This call to action was long-overdue. But now that it has been issued, the nations of Europe should immediately follow America’s lead and take steps to impose serious pressure on Iran over its past and ongoing human rights violations. This was the general message of the Free Iran Global Summit, and it has been the message of that event’s organizers for many years, though it has gone largely unheeded.
Make no mistake, the NCRI has tremendous support among Western lawmakers, academics and policy experts. And all of them agree that serious action is needed to hold the existing regime accountable for the 1988 massacre and a range of other crimes. But even though these supporters span multiple different political parties and branches of government, they have struggled to have their position adopted as official policy.
This difficulty cannot reasonably be explained by a lack of awareness about Iran’s various unpunished crimes. There is really no question about the reality of the 1988 massacre. Neither is there much question about its scope. Even some of the officials who were directly involved in it have corroborated the pre-existing accounts in recent years.
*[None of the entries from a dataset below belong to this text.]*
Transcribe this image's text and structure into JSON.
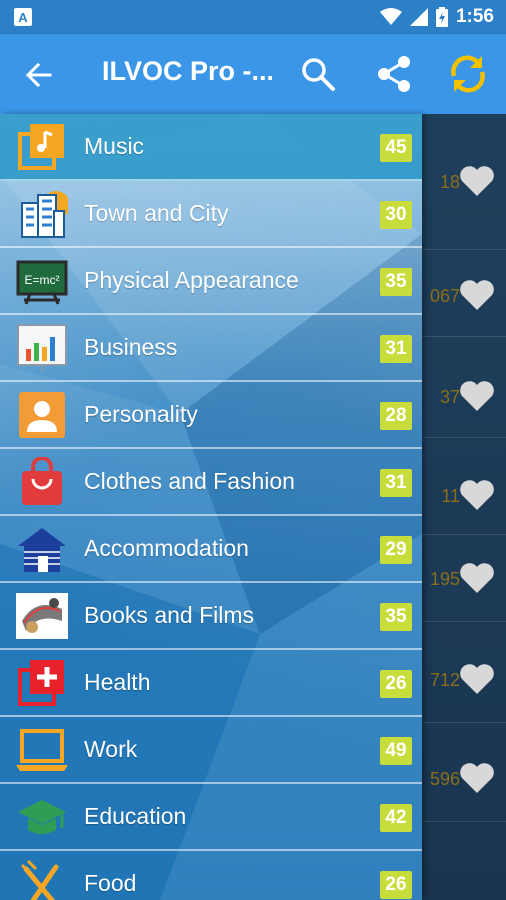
{
  "status_bar": {
    "time": "1:56",
    "icons": [
      "notification-icon",
      "wifi-icon",
      "signal-icon",
      "battery-icon"
    ]
  },
  "app_bar": {
    "title": "ILVOC Pro -...",
    "icons": [
      "back-arrow-icon",
      "search-icon",
      "share-icon",
      "sync-icon"
    ]
  },
  "colors": {
    "app_bar": "#3b96e8",
    "status_bar": "#2c80c8",
    "badge": "#c8dc3c",
    "sync_icon": "#f2c200"
  },
  "categories": [
    {
      "label": "Music",
      "count": "45",
      "icon": "music-note-icon"
    },
    {
      "label": "Town and City",
      "count": "30",
      "icon": "city-buildings-icon"
    },
    {
      "label": "Physical Appearance",
      "count": "35",
      "icon": "formula-board-icon"
    },
    {
      "label": "Business",
      "count": "31",
      "icon": "bar-chart-board-icon"
    },
    {
      "label": "Personality",
      "count": "28",
      "icon": "person-icon"
    },
    {
      "label": "Clothes and Fashion",
      "count": "31",
      "icon": "shopping-bag-icon"
    },
    {
      "label": "Accommodation",
      "count": "29",
      "icon": "log-cabin-icon"
    },
    {
      "label": "Books and Films",
      "count": "35",
      "icon": "film-reel-icon"
    },
    {
      "label": "Health",
      "count": "26",
      "icon": "medical-cross-icon"
    },
    {
      "label": "Work",
      "count": "49",
      "icon": "laptop-icon"
    },
    {
      "label": "Education",
      "count": "42",
      "icon": "graduation-cap-icon"
    },
    {
      "label": "Food",
      "count": "26",
      "icon": "cutlery-icon"
    }
  ],
  "background_items": [
    {
      "number": "18"
    },
    {
      "number": "067"
    },
    {
      "number": "37"
    },
    {
      "number": "11"
    },
    {
      "number": "195"
    },
    {
      "number": "712"
    },
    {
      "number": "596"
    }
  ]
}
After the release of a contemporary audio recording describing the “worst crime of the Islamic Republic,” then-Justice Minister Mostafa Pourmohammadi said in 2016 that he was “proud” to have helped carry out “God’s command” for the main targets of the massacre, members of the MEK.
That name is probably the cause of much Western reticence regarding the massacre and the other incidents that killed another 90,000 or so members of the MEK over the years. But there is no legitimate reason for this reaction.
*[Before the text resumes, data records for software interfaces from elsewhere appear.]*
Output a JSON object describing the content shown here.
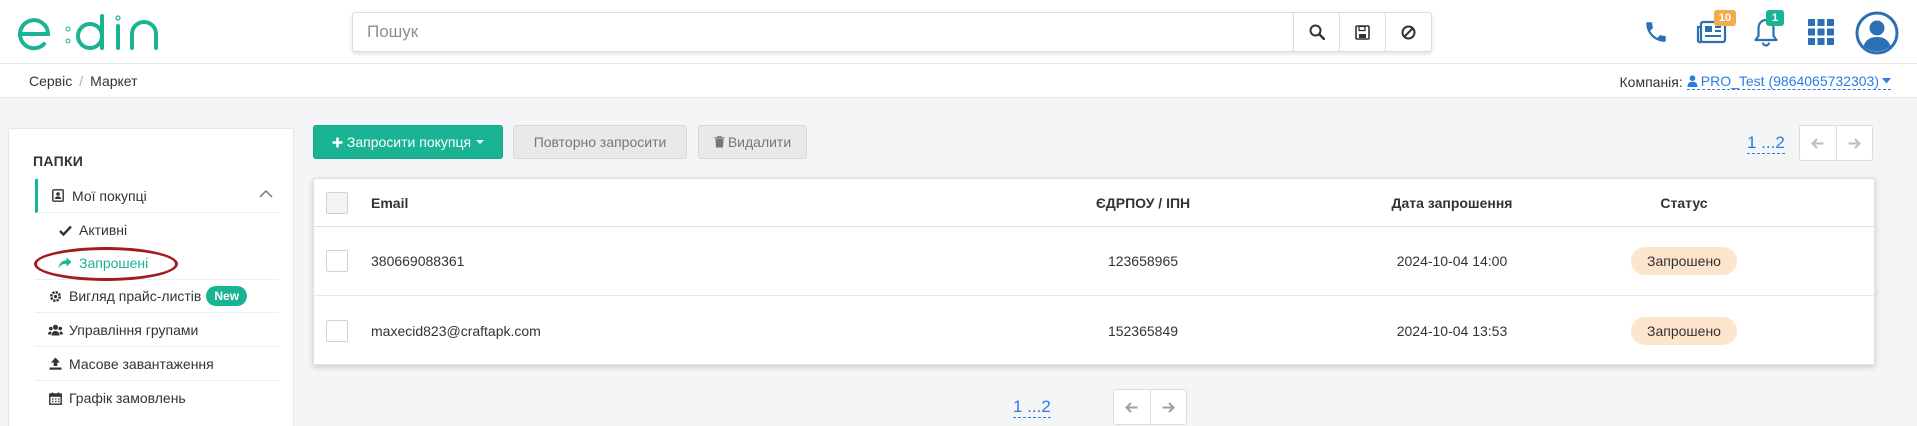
{
  "colors": {
    "accent": "#1ab394",
    "link": "#2c7be5",
    "highlight_ellipse": "#a31b1e",
    "status_bg": "#fde4cc"
  },
  "header": {
    "logo_text": "edin",
    "search": {
      "placeholder": "Пошук",
      "value": ""
    },
    "icons": [
      "phone-icon",
      "news-icon",
      "bell-icon",
      "apps-grid-icon",
      "user-avatar-icon"
    ],
    "news_count": "10",
    "notifications_count": "1"
  },
  "breadcrumb": {
    "items": [
      "Сервіс",
      "Маркет"
    ]
  },
  "company": {
    "label": "Компанія:",
    "name": "PRO_Test (9864065732303)"
  },
  "sidebar": {
    "title": "ПАПКИ",
    "items": [
      {
        "label": "Мої покупці",
        "icon": "contact-book-icon"
      },
      {
        "label": "Активні",
        "icon": "check-icon"
      },
      {
        "label": "Запрошені",
        "icon": "share-arrow-icon"
      },
      {
        "label": "Вигляд прайс-листів",
        "icon": "gear-icon",
        "badge": "New"
      },
      {
        "label": "Управління групами",
        "icon": "users-icon"
      },
      {
        "label": "Масове завантаження",
        "icon": "upload-icon"
      },
      {
        "label": "Графік замовлень",
        "icon": "calendar-icon"
      }
    ]
  },
  "toolbar": {
    "invite_label": "Запросити покупця",
    "reinvite_label": "Повторно запросити",
    "delete_label": "Видалити"
  },
  "pagination": {
    "pages_text": "1 ...2"
  },
  "table": {
    "columns": [
      "Email",
      "ЄДРПОУ / ІПН",
      "Дата запрошення",
      "Статус"
    ],
    "rows": [
      {
        "email": "380669088361",
        "code": "123658965",
        "date": "2024-10-04 14:00",
        "status": "Запрошено"
      },
      {
        "email": "maxecid823@craftapk.com",
        "code": "152365849",
        "date": "2024-10-04 13:53",
        "status": "Запрошено"
      }
    ]
  }
}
Among many other lies, Tehran has variously attempted to portray the 1988 massacre as being justified by a military operation that the MEK launched against the regime near the end of the Iran-Iraq War. But this claim does not stand up to even the slightest scrutiny, because the operation in question began on July 25, 1988, a week after Tehran began implementing its plan to stamp out opposition through a series of mass executions.
Ms. Ortagus’ statement affirmed this discrepancy, and in so doing added even more value to the State Department’s position as viewed by close US allies. If any European nation feels wary of following America’s lead after hearing only the call for an international investigation, let it listen to the entire statement and pay attention to the underlying lesson about preventing Tehran’s disinformation from influencing Western policies.
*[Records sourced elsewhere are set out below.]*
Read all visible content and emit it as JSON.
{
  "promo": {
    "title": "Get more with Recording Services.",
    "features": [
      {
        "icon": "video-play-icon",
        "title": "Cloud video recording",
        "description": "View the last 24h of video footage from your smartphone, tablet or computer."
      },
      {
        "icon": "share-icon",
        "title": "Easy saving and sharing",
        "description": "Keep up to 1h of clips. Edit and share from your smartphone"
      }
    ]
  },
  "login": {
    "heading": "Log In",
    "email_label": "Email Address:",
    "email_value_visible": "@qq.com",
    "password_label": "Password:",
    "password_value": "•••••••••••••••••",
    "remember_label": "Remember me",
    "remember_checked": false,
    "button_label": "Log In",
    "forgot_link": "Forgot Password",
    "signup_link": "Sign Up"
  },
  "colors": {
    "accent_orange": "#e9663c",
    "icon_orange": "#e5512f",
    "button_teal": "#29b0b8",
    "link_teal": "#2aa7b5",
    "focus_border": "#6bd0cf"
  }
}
Thirty-two years after the worst crime of the Iranian regime, there is no valid reason to dispute the consistent accounts that eyewitnesses have been sharing through that entire time. Neither is there reason to suspect that MEK activists were anything other than innocent victims of a bloodthirsty regime terrified about threats to its grip on power. They still are and the longer European leaders stay silent about it, the longer the Iranian people will go on suffering from old collective wounds, right alongside new ones.
Alejo Vidal-Quadras, a professor of atomic and nuclear physics, was vice-president of the European Parliament from 1999 to 2014. He is President of the International Committee In Search of Justice (ISJ)